What matters is what you do when times are harder than average, when real GDP growth is less than 1.0%. Andrew Wilson works hard to be distinctly unclear about this (as did Commission member MSP Kate Forbes on Question Time) , but the Growth Commission report is clear for those who can be bothered to read it: if GDP growth was as sluggish as it has been for the last decade or as slow as the Fiscal Commission forecast, the Commission recommends embracing austerity as enthusiastically as any Tory chancellor.

* Addendum *

This is astonishing - I've just seen what Nicola Sturgeon said at FMQ's on Thursday (from 12:41)

Verbatim, emphases mine:
"I've got some analysis here which I'm going to share with the chamber, and hopefully it'll be ... it'll be of embarrassment to the Tories, hopefully it'll be of interest to Labour. If the spending recommendations of the Growth Commission had been applied over the past ten years, the £2.6bn real-terms cuts imposed on the budget of the Scottish government by Tory governments at Westminster would have been completely wiped out, it would have eradicated austerity in Scotland.
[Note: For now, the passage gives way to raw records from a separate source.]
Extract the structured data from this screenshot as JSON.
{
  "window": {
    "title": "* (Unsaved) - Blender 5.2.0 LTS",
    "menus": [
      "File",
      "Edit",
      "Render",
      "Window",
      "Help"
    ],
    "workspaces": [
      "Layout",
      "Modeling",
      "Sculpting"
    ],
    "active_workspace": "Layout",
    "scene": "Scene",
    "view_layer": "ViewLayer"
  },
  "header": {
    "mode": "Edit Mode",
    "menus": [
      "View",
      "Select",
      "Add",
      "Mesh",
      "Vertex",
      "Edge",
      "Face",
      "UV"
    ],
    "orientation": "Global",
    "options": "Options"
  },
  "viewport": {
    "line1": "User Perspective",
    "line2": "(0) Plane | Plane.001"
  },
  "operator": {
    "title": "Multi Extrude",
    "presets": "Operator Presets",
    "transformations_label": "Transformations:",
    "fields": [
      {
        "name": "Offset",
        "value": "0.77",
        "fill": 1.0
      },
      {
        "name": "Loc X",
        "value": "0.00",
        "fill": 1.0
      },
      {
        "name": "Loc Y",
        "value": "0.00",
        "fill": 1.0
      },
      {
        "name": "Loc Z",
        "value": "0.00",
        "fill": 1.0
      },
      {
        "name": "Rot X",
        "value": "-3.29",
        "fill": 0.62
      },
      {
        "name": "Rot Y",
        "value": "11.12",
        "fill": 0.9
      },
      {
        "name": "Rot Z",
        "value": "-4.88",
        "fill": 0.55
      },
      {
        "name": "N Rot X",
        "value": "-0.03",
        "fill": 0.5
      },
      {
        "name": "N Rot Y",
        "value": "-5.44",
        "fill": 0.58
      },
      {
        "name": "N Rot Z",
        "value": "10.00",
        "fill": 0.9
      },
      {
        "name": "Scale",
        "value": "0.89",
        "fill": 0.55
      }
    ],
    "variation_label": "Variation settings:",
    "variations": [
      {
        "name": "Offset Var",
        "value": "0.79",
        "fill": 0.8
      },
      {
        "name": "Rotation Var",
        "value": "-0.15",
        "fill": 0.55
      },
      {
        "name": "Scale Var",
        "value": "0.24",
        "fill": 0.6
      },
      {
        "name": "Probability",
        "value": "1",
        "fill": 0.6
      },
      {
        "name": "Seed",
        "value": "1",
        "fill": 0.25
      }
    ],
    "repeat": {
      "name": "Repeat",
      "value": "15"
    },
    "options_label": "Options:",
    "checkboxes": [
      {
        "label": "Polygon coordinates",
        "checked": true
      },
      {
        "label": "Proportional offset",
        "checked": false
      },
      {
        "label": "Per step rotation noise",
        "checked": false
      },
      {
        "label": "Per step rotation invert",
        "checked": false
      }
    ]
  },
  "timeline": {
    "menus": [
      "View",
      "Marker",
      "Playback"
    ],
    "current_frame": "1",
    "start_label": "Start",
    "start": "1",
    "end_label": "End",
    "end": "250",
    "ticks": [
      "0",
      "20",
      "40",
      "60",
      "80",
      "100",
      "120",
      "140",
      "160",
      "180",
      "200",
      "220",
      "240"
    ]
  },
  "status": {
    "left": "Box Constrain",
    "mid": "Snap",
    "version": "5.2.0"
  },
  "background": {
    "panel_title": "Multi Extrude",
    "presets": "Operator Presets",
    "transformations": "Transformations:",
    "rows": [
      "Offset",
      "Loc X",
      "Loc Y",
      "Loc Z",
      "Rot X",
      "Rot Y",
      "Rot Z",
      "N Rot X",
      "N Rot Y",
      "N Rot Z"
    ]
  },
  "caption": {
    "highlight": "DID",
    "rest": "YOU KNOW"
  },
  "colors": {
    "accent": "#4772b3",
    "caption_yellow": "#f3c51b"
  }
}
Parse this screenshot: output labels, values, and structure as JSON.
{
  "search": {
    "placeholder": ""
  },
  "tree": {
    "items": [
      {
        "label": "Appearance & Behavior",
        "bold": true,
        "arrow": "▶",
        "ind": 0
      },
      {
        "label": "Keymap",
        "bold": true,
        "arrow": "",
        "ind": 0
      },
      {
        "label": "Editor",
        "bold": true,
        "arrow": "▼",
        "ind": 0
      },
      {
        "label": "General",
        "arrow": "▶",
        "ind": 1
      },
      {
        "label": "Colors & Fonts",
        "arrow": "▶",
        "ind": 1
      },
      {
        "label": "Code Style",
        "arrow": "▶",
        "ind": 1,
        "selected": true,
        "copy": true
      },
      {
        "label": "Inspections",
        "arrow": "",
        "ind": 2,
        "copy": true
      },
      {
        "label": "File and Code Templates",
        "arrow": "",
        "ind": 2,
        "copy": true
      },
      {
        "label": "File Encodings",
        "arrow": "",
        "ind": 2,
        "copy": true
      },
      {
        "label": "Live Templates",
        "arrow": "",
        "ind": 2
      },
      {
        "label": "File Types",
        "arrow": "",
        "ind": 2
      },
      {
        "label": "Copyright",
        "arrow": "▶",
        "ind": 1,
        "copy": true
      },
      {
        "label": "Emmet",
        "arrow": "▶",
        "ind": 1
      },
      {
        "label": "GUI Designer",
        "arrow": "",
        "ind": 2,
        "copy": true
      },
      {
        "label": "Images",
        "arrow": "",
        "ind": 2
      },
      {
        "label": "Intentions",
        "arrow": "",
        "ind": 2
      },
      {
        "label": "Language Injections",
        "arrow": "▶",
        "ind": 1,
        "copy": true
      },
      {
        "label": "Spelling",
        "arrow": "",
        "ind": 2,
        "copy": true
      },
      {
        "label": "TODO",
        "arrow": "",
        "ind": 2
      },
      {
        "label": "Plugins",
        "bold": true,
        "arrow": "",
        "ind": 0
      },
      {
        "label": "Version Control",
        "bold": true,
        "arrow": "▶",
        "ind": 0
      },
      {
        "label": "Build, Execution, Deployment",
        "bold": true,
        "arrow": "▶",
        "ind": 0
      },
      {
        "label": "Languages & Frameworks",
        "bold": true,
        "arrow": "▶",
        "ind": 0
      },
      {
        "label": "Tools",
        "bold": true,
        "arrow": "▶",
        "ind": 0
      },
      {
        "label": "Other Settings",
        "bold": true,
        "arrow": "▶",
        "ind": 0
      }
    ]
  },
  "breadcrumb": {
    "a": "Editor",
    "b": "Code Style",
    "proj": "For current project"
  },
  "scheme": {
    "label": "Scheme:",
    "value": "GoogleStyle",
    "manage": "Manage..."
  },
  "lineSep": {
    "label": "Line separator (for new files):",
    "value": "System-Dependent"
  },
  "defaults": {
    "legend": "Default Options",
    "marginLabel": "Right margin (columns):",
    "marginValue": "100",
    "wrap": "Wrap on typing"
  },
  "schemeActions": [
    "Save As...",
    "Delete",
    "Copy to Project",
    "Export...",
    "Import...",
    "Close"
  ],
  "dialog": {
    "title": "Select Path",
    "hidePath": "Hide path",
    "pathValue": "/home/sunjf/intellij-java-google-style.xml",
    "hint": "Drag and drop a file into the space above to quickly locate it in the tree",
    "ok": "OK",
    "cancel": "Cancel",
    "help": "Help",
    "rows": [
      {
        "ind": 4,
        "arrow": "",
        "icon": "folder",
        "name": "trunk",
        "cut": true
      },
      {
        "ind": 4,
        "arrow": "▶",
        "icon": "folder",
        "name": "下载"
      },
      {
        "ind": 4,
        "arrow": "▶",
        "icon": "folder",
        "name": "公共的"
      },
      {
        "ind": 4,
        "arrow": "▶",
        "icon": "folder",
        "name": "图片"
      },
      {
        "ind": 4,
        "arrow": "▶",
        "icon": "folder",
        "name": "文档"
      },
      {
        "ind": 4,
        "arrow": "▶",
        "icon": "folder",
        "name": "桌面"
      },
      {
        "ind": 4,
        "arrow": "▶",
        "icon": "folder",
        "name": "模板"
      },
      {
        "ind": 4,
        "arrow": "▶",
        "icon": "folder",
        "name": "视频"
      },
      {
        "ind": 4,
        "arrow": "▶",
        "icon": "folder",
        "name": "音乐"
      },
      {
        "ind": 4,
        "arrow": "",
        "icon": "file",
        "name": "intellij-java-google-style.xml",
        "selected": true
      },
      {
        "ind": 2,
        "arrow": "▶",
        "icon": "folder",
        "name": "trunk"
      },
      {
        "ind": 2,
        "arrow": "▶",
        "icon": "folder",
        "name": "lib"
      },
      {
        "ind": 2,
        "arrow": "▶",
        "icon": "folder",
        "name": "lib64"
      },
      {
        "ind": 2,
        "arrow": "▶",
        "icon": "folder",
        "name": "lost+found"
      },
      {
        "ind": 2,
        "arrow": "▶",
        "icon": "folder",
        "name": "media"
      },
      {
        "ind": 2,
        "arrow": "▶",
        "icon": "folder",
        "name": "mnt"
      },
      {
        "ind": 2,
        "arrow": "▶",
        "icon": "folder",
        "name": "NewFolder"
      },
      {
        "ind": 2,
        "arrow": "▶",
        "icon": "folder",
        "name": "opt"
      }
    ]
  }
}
That is the reality"

Anybody who has read this post or indeed my post on similar claims made by SNP MSP Kate Forbes on Question Time  will know that that very much is not "the reality" - that is in fact a big steaming pile of horseshit.

* Addendum 2 *

And today I'm told that Andrew Wilson is quoted as saying this in the National [he did - here]

Anybody who has read the report and/or who has followed my recent blogs and/or who has thought about what applying the report's deficit reduction "model" would mean will know that this isn't spin, it isn't doublethink - it's an out and out lie.


Anonymous said...

I am afraid the SNP have consistently proved that the old joke is pure reality in Scotland:

'How can you tell when a politician is lying?'

'When his lips move.'

It is now clear that a bit like other extremist nationalism-based groups the SNP is little more than a ideologically obsessed cult whose more fervent members are immune to any kind of reasoned or logical argument or facts.

I experienced an extreme version of this Anglophobic attitude in Fort William a few years ago, talking to a middle-aged lady SNP member who professed to hate the Union and all things English. When I asked her why she said that her grandfather had been killed by the English at the Battle of Festubert in 1915. I asked her to explain why she thought the English and not the Germans were responsible; it turned out that the general commanding the Scottish division was English and therefore q.e.d. the English were entirely to blame for his death.

I am not really sure how you cope with people with such a warped interpretation of history. After all, look at the way nationalists have brazenly exploited the historical calumnies in the film Braveheart for emotional effect.

On this basis I am afraid that the SNP leadership, who seem to exhibit the same sort of mindset, will happily swear black is white or sell their mothers into white slavery if they were to gain independence at the end of it. The key target is therefore public opinion, not SNP members - we are permanently stuck with them I am afraid, but they must constantly be challenged abut their untruths like the ones above.

Please keep up the good work.

Alastair McIntyre said...

Since the Growth report came out I am not seeing very much comment from Independence supporters across the media. I have seen the odd comment about how it is not radical enough and that it will make it harder to sell independence on the doorsteps.

Good to have your take on things Kevin as it keeps us better informed.